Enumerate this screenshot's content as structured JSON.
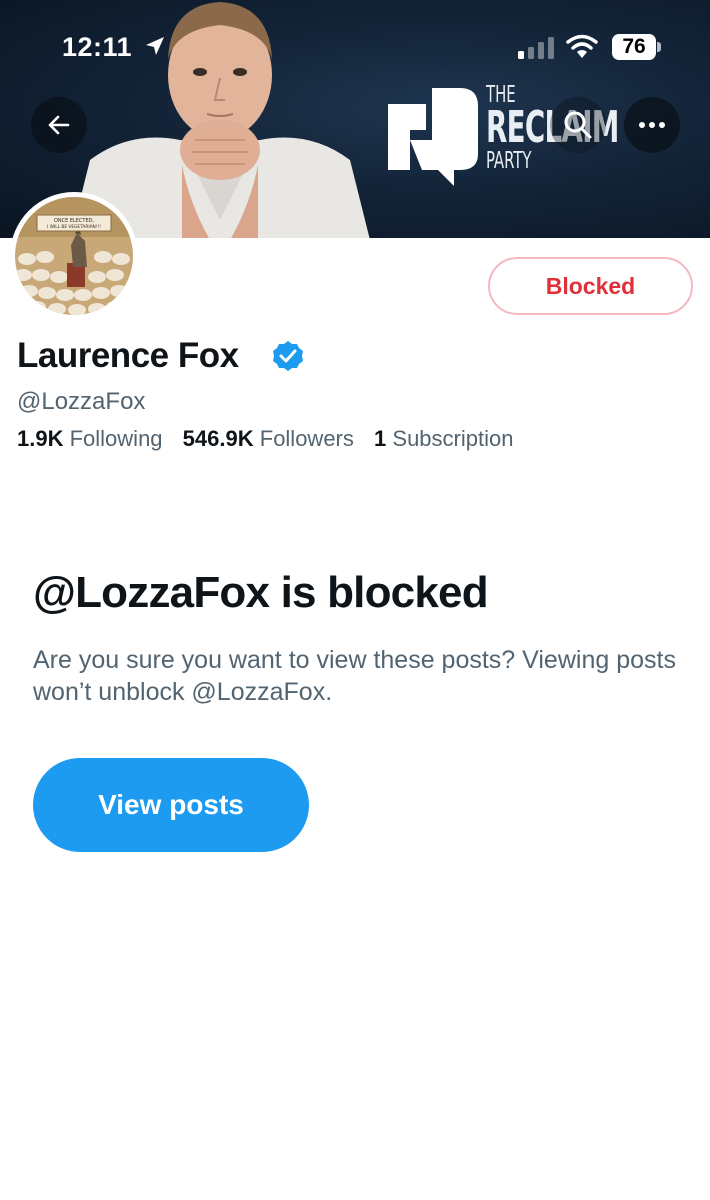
{
  "status_bar": {
    "time": "12:11",
    "battery": "76"
  },
  "banner": {
    "logo": {
      "line1": "THE",
      "line2": "RECLAIM",
      "line3": "PARTY"
    }
  },
  "header_actions": {
    "back_icon": "arrow-left-icon",
    "search_icon": "search-icon",
    "more_icon": "more-dots-icon"
  },
  "avatar": {
    "sign_text": "ONCE ELECTED, I WILL BE VEGETARIAN!!!"
  },
  "profile": {
    "display_name": "Laurence Fox",
    "handle": "@LozzaFox",
    "blocked_button": "Blocked",
    "stats": {
      "following_count": "1.9K",
      "following_label": "Following",
      "followers_count": "546.9K",
      "followers_label": "Followers",
      "subscription_count": "1",
      "subscription_label": "Subscription"
    }
  },
  "blocked_notice": {
    "title": "@LozzaFox is blocked",
    "description": "Are you sure you want to view these posts? Viewing posts won’t unblock @LozzaFox.",
    "button": "View posts"
  },
  "colors": {
    "accent": "#1d9bf0",
    "blocked_red": "#e0303a",
    "secondary_text": "#536471",
    "primary_text": "#0f1419",
    "banner_bg": "#132438"
  }
}
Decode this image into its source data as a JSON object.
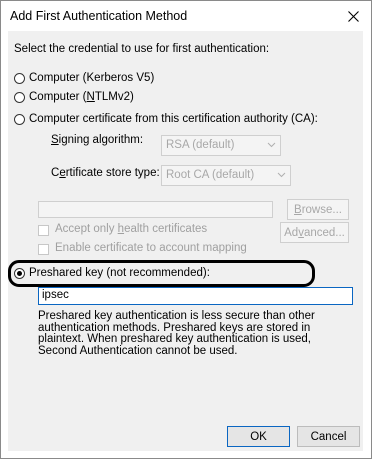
{
  "window": {
    "title": "Add First Authentication Method",
    "close_glyph": "✕"
  },
  "instruction": "Select the credential to use for first authentication:",
  "options": {
    "kerberos": "Computer (Kerberos V5)",
    "ntlm_prefix": "Computer (",
    "ntlm_ul": "N",
    "ntlm_suffix": "TLMv2)",
    "certificate": "Computer certificate from this certification authority (CA):",
    "preshared": "Preshared key (not recommended):"
  },
  "selected_option": "preshared",
  "certificate": {
    "signing_ul": "S",
    "signing_rest": "igning algorithm:",
    "signing_value": "RSA (default)",
    "store_pre": "C",
    "store_ul": "e",
    "store_rest": "rtificate store type:",
    "store_value": "Root CA (default)",
    "browse_ul": "B",
    "browse_rest": "rowse...",
    "accept_pre": "Accept only ",
    "accept_ul": "h",
    "accept_rest": "ealth certificates",
    "mapping": "Enable certificate to account mapping",
    "advanced_pre": "Ad",
    "advanced_ul": "v",
    "advanced_rest": "anced..."
  },
  "preshared_key": {
    "value": "ipsec"
  },
  "description": "Preshared key authentication is less secure than other authentication methods. Preshared keys are stored in plaintext. When preshared key authentication is used, Second Authentication cannot be used.",
  "buttons": {
    "ok": "OK",
    "cancel": "Cancel"
  },
  "colors": {
    "focus_border": "#0a66c2",
    "disabled_text": "#a0a0a0",
    "dialog_bg": "#f0f0f0"
  }
}
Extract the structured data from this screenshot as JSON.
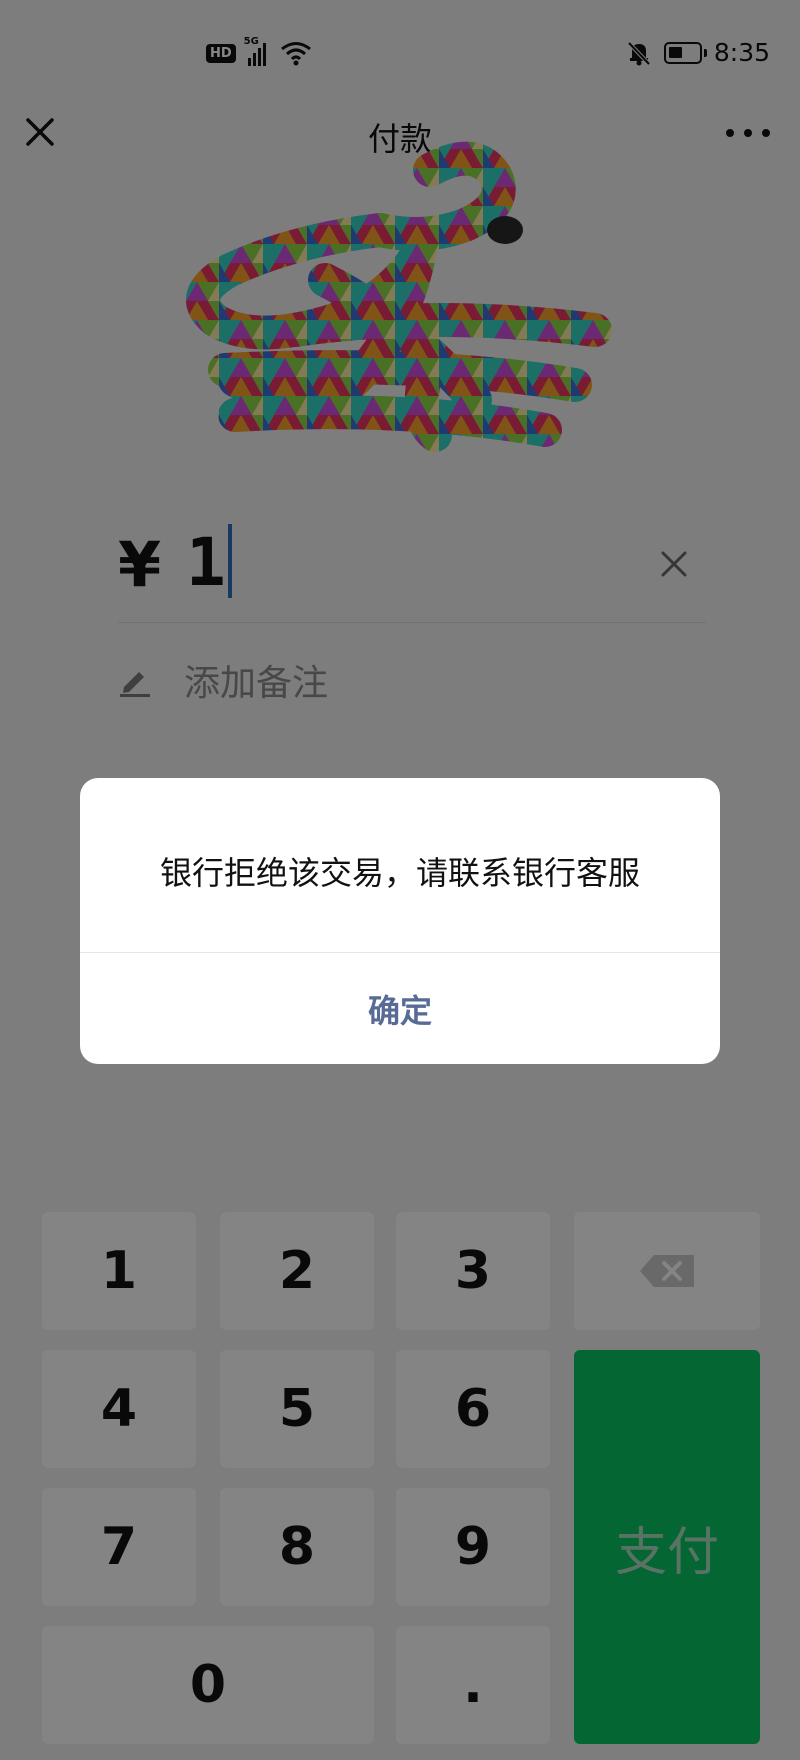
{
  "status_bar": {
    "hd_label": "HD",
    "network_label": "5G",
    "time": "8:35",
    "icons": [
      "hd-icon",
      "signal-5g-icon",
      "wifi-icon",
      "mute-bell-icon",
      "battery-icon"
    ]
  },
  "nav": {
    "title": "付款",
    "close_icon": "close-icon",
    "more_icon": "more-dots-icon"
  },
  "payment": {
    "currency_symbol": "¥",
    "amount": "1",
    "clear_icon": "clear-x-icon",
    "note_icon": "pencil-icon",
    "note_placeholder": "添加备注"
  },
  "keypad": {
    "digit_keys": [
      "1",
      "2",
      "3",
      "4",
      "5",
      "6",
      "7",
      "8",
      "9",
      "0",
      "."
    ],
    "backspace_icon": "backspace-icon",
    "pay_label": "支付",
    "pay_color": "#07c160"
  },
  "dialog": {
    "message": "银行拒绝该交易，请联系银行客服",
    "confirm_label": "确定",
    "confirm_color": "#576b95"
  }
}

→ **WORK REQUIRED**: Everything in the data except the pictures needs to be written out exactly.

→ **ANSWER SPACE**:
Enumerate this screenshot's content as structured JSON.
{
  "status_bar": {
    "time": "12:11",
    "battery": "76"
  },
  "banner": {
    "logo": {
      "line1": "THE",
      "line2": "RECLAIM",
      "line3": "PARTY"
    }
  },
  "header_actions": {
    "back_icon": "arrow-left-icon",
    "search_icon": "search-icon",
    "more_icon": "more-dots-icon"
  },
  "avatar": {
    "sign_text": "ONCE ELECTED, I WILL BE VEGETARIAN!!!"
  },
  "profile": {
    "display_name": "Laurence Fox",
    "handle": "@LozzaFox",
    "blocked_button": "Blocked",
    "stats": {
      "following_count": "1.9K",
      "following_label": "Following",
      "followers_count": "546.9K",
      "followers_label": "Followers",
      "subscription_count": "1",
      "subscription_label": "Subscription"
    }
  },
  "blocked_notice": {
    "title": "@LozzaFox is blocked",
    "description": "Are you sure you want to view these posts? Viewing posts won’t unblock @LozzaFox.",
    "button": "View posts"
  },
  "colors": {
    "accent": "#1d9bf0",
    "blocked_red": "#e0303a",
    "secondary_text": "#536471",
    "primary_text": "#0f1419",
    "banner_bg": "#132438"
  }
}
Decode this image into its source data as a JSON object.
{
  "window": {
    "title": "Add First Authentication Method",
    "close_glyph": "✕"
  },
  "instruction": "Select the credential to use for first authentication:",
  "options": {
    "kerberos": "Computer (Kerberos V5)",
    "ntlm_prefix": "Computer (",
    "ntlm_ul": "N",
    "ntlm_suffix": "TLMv2)",
    "certificate": "Computer certificate from this certification authority (CA):",
    "preshared": "Preshared key (not recommended):"
  },
  "selected_option": "preshared",
  "certificate": {
    "signing_ul": "S",
    "signing_rest": "igning algorithm:",
    "signing_value": "RSA (default)",
    "store_pre": "C",
    "store_ul": "e",
    "store_rest": "rtificate store type:",
    "store_value": "Root CA (default)",
    "browse_ul": "B",
    "browse_rest": "rowse...",
    "accept_pre": "Accept only ",
    "accept_ul": "h",
    "accept_rest": "ealth certificates",
    "mapping": "Enable certificate to account mapping",
    "advanced_pre": "Ad",
    "advanced_ul": "v",
    "advanced_rest": "anced..."
  },
  "preshared_key": {
    "value": "ipsec"
  },
  "description": "Preshared key authentication is less secure than other authentication methods. Preshared keys are stored in plaintext. When preshared key authentication is used, Second Authentication cannot be used.",
  "buttons": {
    "ok": "OK",
    "cancel": "Cancel"
  },
  "colors": {
    "focus_border": "#0a66c2",
    "disabled_text": "#a0a0a0",
    "dialog_bg": "#f0f0f0"
  }
}
Extract the structured data from this screenshot as JSON.
{
  "status_bar": {
    "hd_label": "HD",
    "network_label": "5G",
    "time": "8:35",
    "icons": [
      "hd-icon",
      "signal-5g-icon",
      "wifi-icon",
      "mute-bell-icon",
      "battery-icon"
    ]
  },
  "nav": {
    "title": "付款",
    "close_icon": "close-icon",
    "more_icon": "more-dots-icon"
  },
  "payment": {
    "currency_symbol": "¥",
    "amount": "1",
    "clear_icon": "clear-x-icon",
    "note_icon": "pencil-icon",
    "note_placeholder": "添加备注"
  },
  "keypad": {
    "digit_keys": [
      "1",
      "2",
      "3",
      "4",
      "5",
      "6",
      "7",
      "8",
      "9",
      "0",
      "."
    ],
    "backspace_icon": "backspace-icon",
    "pay_label": "支付",
    "pay_color": "#07c160"
  },
  "dialog": {
    "message": "银行拒绝该交易，请联系银行客服",
    "confirm_label": "确定",
    "confirm_color": "#576b95"
  }
}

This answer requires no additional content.